 This more challenging song gets its title and its its style from the piano-based blues music heard in barrelhouses (bars) where the piano player would really get the audience up and moving. The driving rhythms of the left hand and the memorable melodies of the right hand would lay the early foundations in American music for what would later become rock-n-roll. Black artists like Pinetop Smith, “Cow Cow” Davenport, and Leroy Carr sounded like full bands when they sat down at the piano! 

This is the first time I show you a key signature other than the key of C. Every line shows that F# and C# just after the treble or bass cleff. This simply means that every F or C that appears in the notation should be treated as F# or C# unless otherwise marked (remember my introducing accidentals in “Hello Monday”?) If an accidental is shown during a measure, it “wears off” by the next measure unless it's marked again. 

This one is a slower, more simple entry into this fun and expressive style of music. To give the melody its distinct feel I added a “blue note," the lowered third followed by its natural (to the key) counterpart. In the key of D, the lowered third is an F-natural; the natural 3rd is F-sharp (F#). 

If you've learned the blues scale, you're aware of the other blue note - the raised 4th. In this key of D, the raised 4th would be a G#. I didn't hear a good use of the raised 4th in this tune, but others are on the way! 

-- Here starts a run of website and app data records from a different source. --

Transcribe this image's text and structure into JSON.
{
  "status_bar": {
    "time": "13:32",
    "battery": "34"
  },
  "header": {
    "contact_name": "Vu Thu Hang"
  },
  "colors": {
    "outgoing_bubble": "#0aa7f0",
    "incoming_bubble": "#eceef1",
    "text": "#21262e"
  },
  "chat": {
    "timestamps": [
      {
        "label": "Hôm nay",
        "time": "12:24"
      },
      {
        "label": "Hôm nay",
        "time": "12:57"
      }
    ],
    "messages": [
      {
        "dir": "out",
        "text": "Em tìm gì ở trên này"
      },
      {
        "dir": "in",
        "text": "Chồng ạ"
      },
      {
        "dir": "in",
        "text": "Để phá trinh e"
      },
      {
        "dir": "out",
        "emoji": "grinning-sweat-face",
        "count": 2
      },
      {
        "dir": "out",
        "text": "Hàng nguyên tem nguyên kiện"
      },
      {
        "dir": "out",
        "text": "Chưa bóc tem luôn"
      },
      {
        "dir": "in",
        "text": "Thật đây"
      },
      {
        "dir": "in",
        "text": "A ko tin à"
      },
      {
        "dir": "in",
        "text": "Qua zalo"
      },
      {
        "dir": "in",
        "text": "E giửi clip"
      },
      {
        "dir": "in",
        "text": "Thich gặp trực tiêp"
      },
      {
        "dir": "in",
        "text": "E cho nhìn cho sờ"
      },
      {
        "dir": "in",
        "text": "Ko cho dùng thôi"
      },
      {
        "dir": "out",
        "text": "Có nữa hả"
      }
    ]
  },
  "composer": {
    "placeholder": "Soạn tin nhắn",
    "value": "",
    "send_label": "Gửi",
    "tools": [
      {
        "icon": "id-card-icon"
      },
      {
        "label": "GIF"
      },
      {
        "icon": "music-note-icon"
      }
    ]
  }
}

Also keep in mind that we “swing” the eight notes, giving this song its jazzy, bluesy rhythm. When you see a pair of eight notes, you'd play the first eight note longer than usual, leaving less time for the second eight note. As the notation shows, a pair of eight notes should be treated as if it were a quarter note triplet followed by an eight note triplet. 

Remember, there's no limit to how slowly you can play this song as you're getting familiar with it. Have fun adding a bit of swing to this one! 



Salt and Sand

This is the first of my existing rock songs from my catalog of recorded tracks that I've transcribed for easy piano. I kept it in the original key so you can play along with the recording. It has the opening sax melody written for piano. I've also moved the vocal melody to the piano's right hand. 

It's in the key of B-flat (Bb), so every B or E in the notation should be interpreted as B-flat or E-flat accordingly, unless otherwise marked. 


I hope you have as much fun playing these songs on keyboard as I had creating them. If you create any video or audio recordings of yourself performing these songs for social media, you can tag me on any platform. If not, you can always privately send me your recording; I'd love to hear what you do with these!

Rock on
- Jason